== DATA LISTING ==

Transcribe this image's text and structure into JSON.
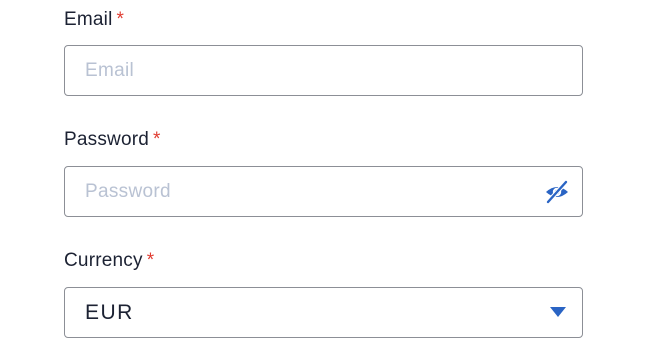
{
  "colors": {
    "accent": "#2a64c4",
    "required": "#e03c31",
    "border": "#8c8f96",
    "placeholder": "#b9c2d3",
    "text": "#1c2233"
  },
  "email": {
    "label": "Email",
    "required_mark": "*",
    "value": "",
    "placeholder": "Email"
  },
  "password": {
    "label": "Password",
    "required_mark": "*",
    "value": "",
    "placeholder": "Password",
    "toggle_icon": "eye-slash-icon"
  },
  "currency": {
    "label": "Currency",
    "required_mark": "*",
    "selected": "EUR",
    "dropdown_icon": "caret-down-icon"
  }
}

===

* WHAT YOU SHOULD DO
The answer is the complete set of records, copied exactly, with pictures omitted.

* ANSWER TO THIS TASK
Transcribe this image's text and structure into JSON.
{
  "colors": {
    "accent": "#2a64c4",
    "required": "#e03c31",
    "border": "#8c8f96",
    "placeholder": "#b9c2d3",
    "text": "#1c2233"
  },
  "email": {
    "label": "Email",
    "required_mark": "*",
    "value": "",
    "placeholder": "Email"
  },
  "password": {
    "label": "Password",
    "required_mark": "*",
    "value": "",
    "placeholder": "Password",
    "toggle_icon": "eye-slash-icon"
  },
  "currency": {
    "label": "Currency",
    "required_mark": "*",
    "selected": "EUR",
    "dropdown_icon": "caret-down-icon"
  }
}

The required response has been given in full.